● GOAL OF THE EXERCISE
Print the listing below again, exactly. Skip the pictures.
THE DATA below:
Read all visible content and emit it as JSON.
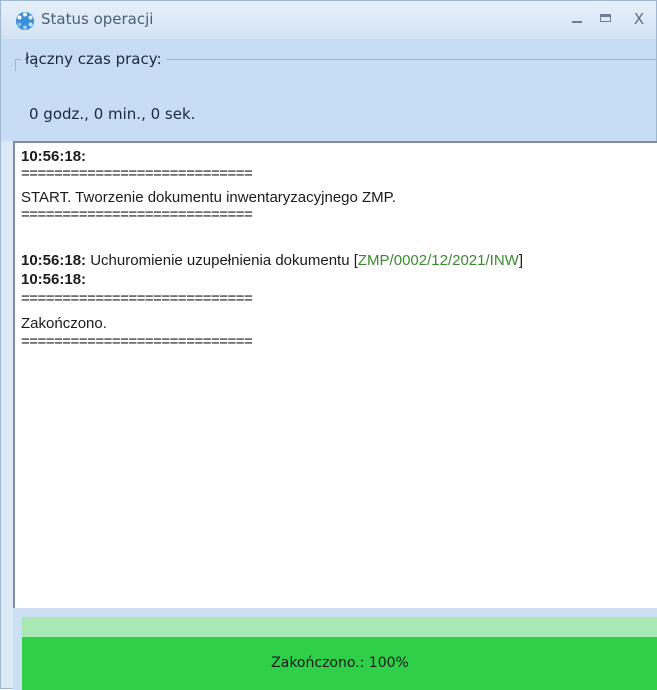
{
  "window": {
    "title": "Status operacji",
    "minimize_glyph": "_",
    "maximize_glyph": "□",
    "close_glyph": "X",
    "icon": "spinner-icon"
  },
  "worktime": {
    "label": "łączny czas pracy:",
    "value": "0 godz., 0 min., 0 sek."
  },
  "log": {
    "line1_time": "10:56:18:",
    "sep": "============================",
    "start_text": "START. Tworzenie dokumentu inwentaryzacyjnego ZMP.",
    "line2_time": "10:56:18:",
    "line2_text": " Uchuromienie uzupełnienia dokumentu [",
    "line2_doc": "ZMP/0002/12/2021/INW",
    "line2_close": "]",
    "line3_time": "10:56:18:",
    "done_text": "Zakończono."
  },
  "progress": {
    "label": "Zakończono.: 100%",
    "value": 100
  },
  "colors": {
    "progress_fill": "#2fcf4a",
    "progress_track": "#a8e8b5",
    "doc_link": "#3a8a2e",
    "panel_bg": "#c7ddf5"
  }
}
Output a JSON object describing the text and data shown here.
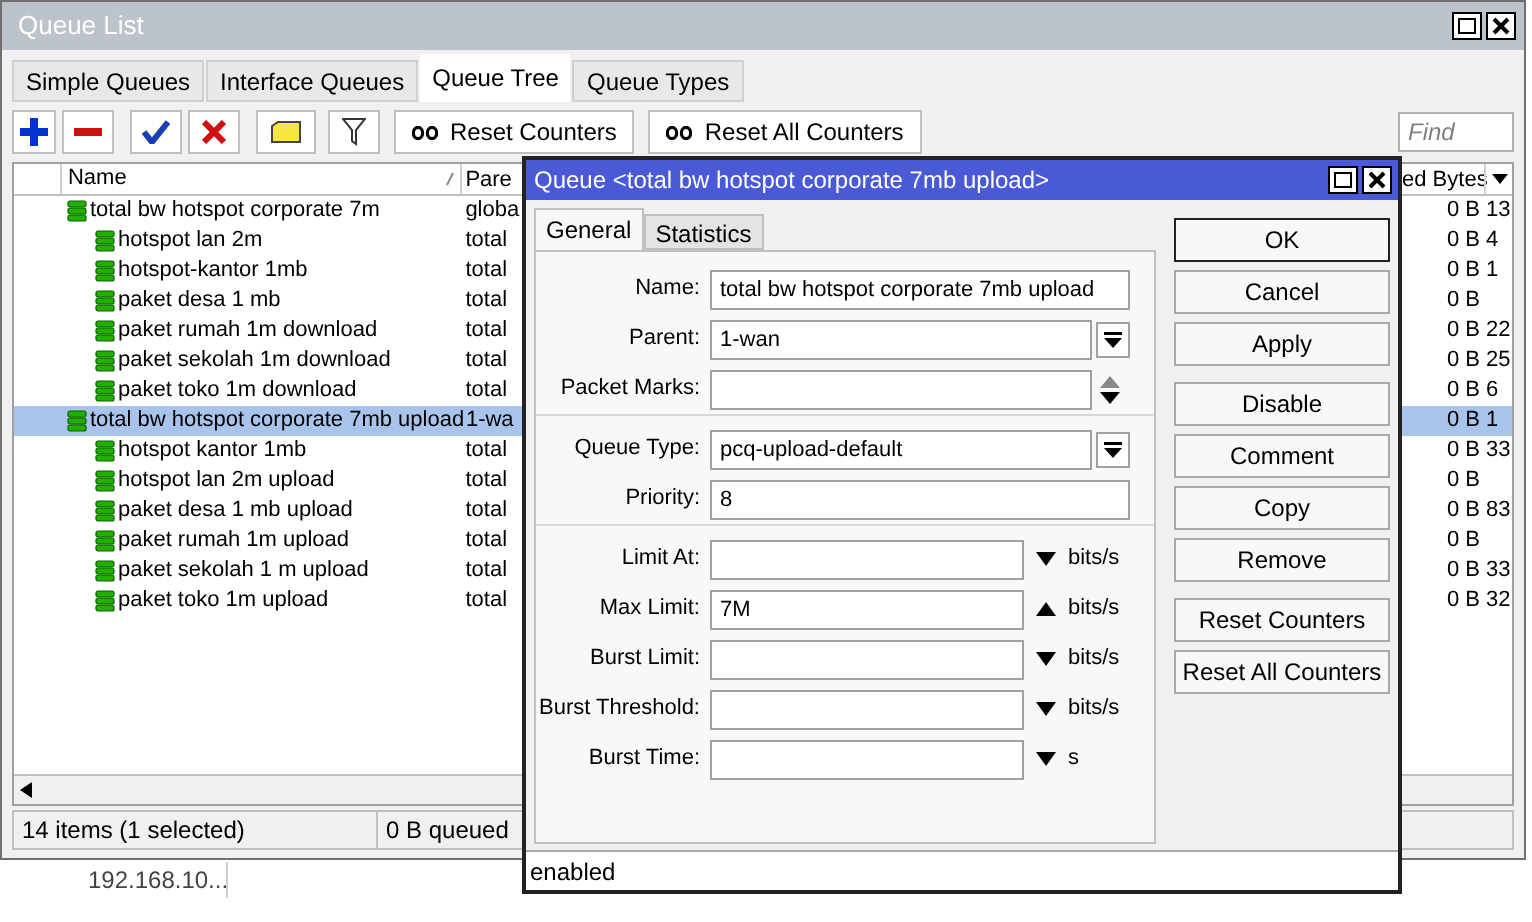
{
  "queue_list": {
    "title": "Queue List",
    "tabs": [
      {
        "label": "Simple Queues",
        "selected": false
      },
      {
        "label": "Interface Queues",
        "selected": false
      },
      {
        "label": "Queue Tree",
        "selected": true
      },
      {
        "label": "Queue Types",
        "selected": false
      }
    ],
    "toolbar": {
      "buttons": [
        "Reset Counters",
        "Reset All Counters"
      ]
    },
    "search": {
      "placeholder": "Find"
    },
    "table": {
      "columns": [
        "Name",
        "Pare",
        "ed Bytes"
      ],
      "rows": [
        {
          "name": "total bw hotspot corporate 7m",
          "parent": "globa",
          "column_3": "0 B",
          "column_4": "13",
          "selected": false,
          "children": [
            {
              "name": "hotspot lan 2m",
              "parent": "total",
              "column_3": "0 B",
              "column_4": "4",
              "selected": false
            },
            {
              "name": "hotspot-kantor 1mb",
              "parent": "total",
              "column_3": "0 B",
              "column_4": "1",
              "selected": false
            },
            {
              "name": "paket desa 1 mb",
              "parent": "total",
              "column_3": "0 B",
              "selected": false
            },
            {
              "name": "paket rumah 1m download",
              "parent": "total",
              "column_3": "0 B",
              "column_4": "22",
              "selected": false
            },
            {
              "name": "paket sekolah 1m download",
              "parent": "total",
              "column_3": "0 B",
              "column_4": "25",
              "selected": false
            },
            {
              "name": "paket toko 1m download",
              "parent": "total",
              "column_3": "0 B",
              "column_4": "6",
              "selected": false
            }
          ]
        },
        {
          "name": "total bw hotspot corporate 7mb upload",
          "parent": "1-wa",
          "column_3": "0 B",
          "column_4": "1",
          "selected": true,
          "children": [
            {
              "name": "hotspot kantor 1mb",
              "parent": "total",
              "column_3": "0 B",
              "column_4": "33",
              "selected": false
            },
            {
              "name": "hotspot lan 2m upload",
              "parent": "total",
              "column_3": "0 B",
              "selected": false
            },
            {
              "name": "paket desa 1 mb upload",
              "parent": "total",
              "column_3": "0 B",
              "column_4": "83",
              "selected": false
            },
            {
              "name": "paket rumah 1m upload",
              "parent": "total",
              "column_3": "0 B",
              "selected": false
            },
            {
              "name": "paket sekolah 1 m upload",
              "parent": "total",
              "column_3": "0 B",
              "column_4": "33",
              "selected": false
            },
            {
              "name": "paket toko 1m upload",
              "parent": "total",
              "column_3": "0 B",
              "column_4": "32",
              "selected": false
            }
          ]
        }
      ]
    },
    "status_bar": [
      "14 items (1 selected)",
      "0 B queued"
    ]
  },
  "background_text": "192.168.10...",
  "dialog": {
    "title": "Queue <total bw hotspot corporate 7mb upload>",
    "tabs": [
      {
        "label": "General",
        "selected": true
      },
      {
        "label": "Statistics",
        "selected": false
      }
    ],
    "groups": [
      [
        {
          "kind": "text",
          "label": "Name:",
          "value": "total bw hotspot corporate 7mb upload"
        },
        {
          "kind": "select",
          "label": "Parent:",
          "value": "1-wan"
        },
        {
          "kind": "updown",
          "label": "Packet Marks:"
        }
      ],
      [
        {
          "kind": "select",
          "label": "Queue Type:",
          "value": "pcq-upload-default"
        },
        {
          "kind": "text",
          "label": "Priority:",
          "value": "8"
        }
      ],
      [
        {
          "kind": "limit",
          "label": "Limit At:",
          "expanded": false,
          "unit": "bits/s"
        },
        {
          "kind": "limit",
          "label": "Max Limit:",
          "value": "7M",
          "expanded": true,
          "unit": "bits/s"
        },
        {
          "kind": "limit",
          "label": "Burst Limit:",
          "expanded": false,
          "unit": "bits/s"
        },
        {
          "kind": "limit",
          "label": "Burst Threshold:",
          "expanded": false,
          "unit": "bits/s"
        },
        {
          "kind": "limit",
          "label": "Burst Time:",
          "expanded": false,
          "unit": "s"
        }
      ]
    ],
    "button_groups": [
      [
        "OK",
        "Cancel",
        "Apply"
      ],
      [
        "Disable",
        "Comment",
        "Copy",
        "Remove"
      ],
      [
        "Reset Counters",
        "Reset All Counters"
      ]
    ],
    "status": "enabled"
  }
}
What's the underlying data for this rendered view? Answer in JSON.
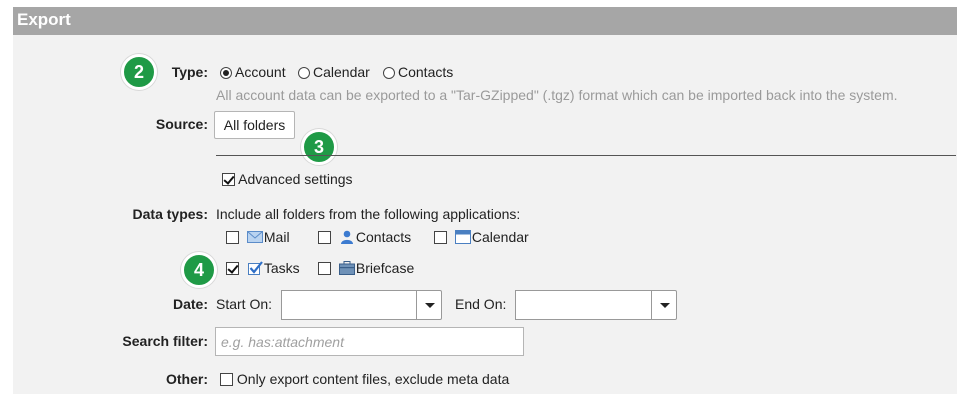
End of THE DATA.
● ANSWER TO THE EXERCISE
Read all visible content and emit it as JSON.
{
  "window": {
    "title": "Status operacji",
    "minimize_glyph": "_",
    "maximize_glyph": "□",
    "close_glyph": "X",
    "icon": "spinner-icon"
  },
  "worktime": {
    "label": "łączny czas pracy:",
    "value": "0 godz., 0 min., 0 sek."
  },
  "log": {
    "line1_time": "10:56:18:",
    "sep": "============================",
    "start_text": "START. Tworzenie dokumentu inwentaryzacyjnego ZMP.",
    "line2_time": "10:56:18:",
    "line2_text": " Uchuromienie uzupełnienia dokumentu [",
    "line2_doc": "ZMP/0002/12/2021/INW",
    "line2_close": "]",
    "line3_time": "10:56:18:",
    "done_text": "Zakończono."
  },
  "progress": {
    "label": "Zakończono.: 100%",
    "value": 100
  },
  "colors": {
    "progress_fill": "#2fcf4a",
    "progress_track": "#a8e8b5",
    "doc_link": "#3a8a2e",
    "panel_bg": "#c7ddf5"
  }
}
Output a JSON object describing the text and data shown here.
{
  "queue_list": {
    "title": "Queue List",
    "tabs": [
      {
        "label": "Simple Queues",
        "selected": false
      },
      {
        "label": "Interface Queues",
        "selected": false
      },
      {
        "label": "Queue Tree",
        "selected": true
      },
      {
        "label": "Queue Types",
        "selected": false
      }
    ],
    "toolbar": {
      "buttons": [
        "Reset Counters",
        "Reset All Counters"
      ]
    },
    "search": {
      "placeholder": "Find"
    },
    "table": {
      "columns": [
        "Name",
        "Pare",
        "ed Bytes"
      ],
      "rows": [
        {
          "name": "total bw hotspot corporate 7m",
          "parent": "globa",
          "column_3": "0 B",
          "column_4": "13",
          "selected": false,
          "children": [
            {
              "name": "hotspot lan 2m",
              "parent": "total",
              "column_3": "0 B",
              "column_4": "4",
              "selected": false
            },
            {
              "name": "hotspot-kantor 1mb",
              "parent": "total",
              "column_3": "0 B",
              "column_4": "1",
              "selected": false
            },
            {
              "name": "paket desa 1 mb",
              "parent": "total",
              "column_3": "0 B",
              "selected": false
            },
            {
              "name": "paket rumah 1m download",
              "parent": "total",
              "column_3": "0 B",
              "column_4": "22",
              "selected": false
            },
            {
              "name": "paket sekolah 1m download",
              "parent": "total",
              "column_3": "0 B",
              "column_4": "25",
              "selected": false
            },
            {
              "name": "paket toko 1m download",
              "parent": "total",
              "column_3": "0 B",
              "column_4": "6",
              "selected": false
            }
          ]
        },
        {
          "name": "total bw hotspot corporate 7mb upload",
          "parent": "1-wa",
          "column_3": "0 B",
          "column_4": "1",
          "selected": true,
          "children": [
            {
              "name": "hotspot kantor 1mb",
              "parent": "total",
              "column_3": "0 B",
              "column_4": "33",
              "selected": false
            },
            {
              "name": "hotspot lan 2m upload",
              "parent": "total",
              "column_3": "0 B",
              "selected": false
            },
            {
              "name": "paket desa 1 mb upload",
              "parent": "total",
              "column_3": "0 B",
              "column_4": "83",
              "selected": false
            },
            {
              "name": "paket rumah 1m upload",
              "parent": "total",
              "column_3": "0 B",
              "selected": false
            },
            {
              "name": "paket sekolah 1 m upload",
              "parent": "total",
              "column_3": "0 B",
              "column_4": "33",
              "selected": false
            },
            {
              "name": "paket toko 1m upload",
              "parent": "total",
              "column_3": "0 B",
              "column_4": "32",
              "selected": false
            }
          ]
        }
      ]
    },
    "status_bar": [
      "14 items (1 selected)",
      "0 B queued"
    ]
  },
  "background_text": "192.168.10...",
  "dialog": {
    "title": "Queue <total bw hotspot corporate 7mb upload>",
    "tabs": [
      {
        "label": "General",
        "selected": true
      },
      {
        "label": "Statistics",
        "selected": false
      }
    ],
    "groups": [
      [
        {
          "kind": "text",
          "label": "Name:",
          "value": "total bw hotspot corporate 7mb upload"
        },
        {
          "kind": "select",
          "label": "Parent:",
          "value": "1-wan"
        },
        {
          "kind": "updown",
          "label": "Packet Marks:"
        }
      ],
      [
        {
          "kind": "select",
          "label": "Queue Type:",
          "value": "pcq-upload-default"
        },
        {
          "kind": "text",
          "label": "Priority:",
          "value": "8"
        }
      ],
      [
        {
          "kind": "limit",
          "label": "Limit At:",
          "expanded": false,
          "unit": "bits/s"
        },
        {
          "kind": "limit",
          "label": "Max Limit:",
          "value": "7M",
          "expanded": true,
          "unit": "bits/s"
        },
        {
          "kind": "limit",
          "label": "Burst Limit:",
          "expanded": false,
          "unit": "bits/s"
        },
        {
          "kind": "limit",
          "label": "Burst Threshold:",
          "expanded": false,
          "unit": "bits/s"
        },
        {
          "kind": "limit",
          "label": "Burst Time:",
          "expanded": false,
          "unit": "s"
        }
      ]
    ],
    "button_groups": [
      [
        "OK",
        "Cancel",
        "Apply"
      ],
      [
        "Disable",
        "Comment",
        "Copy",
        "Remove"
      ],
      [
        "Reset Counters",
        "Reset All Counters"
      ]
    ],
    "status": "enabled"
  }
}
What's the underlying data for this rendered view? Answer in JSON.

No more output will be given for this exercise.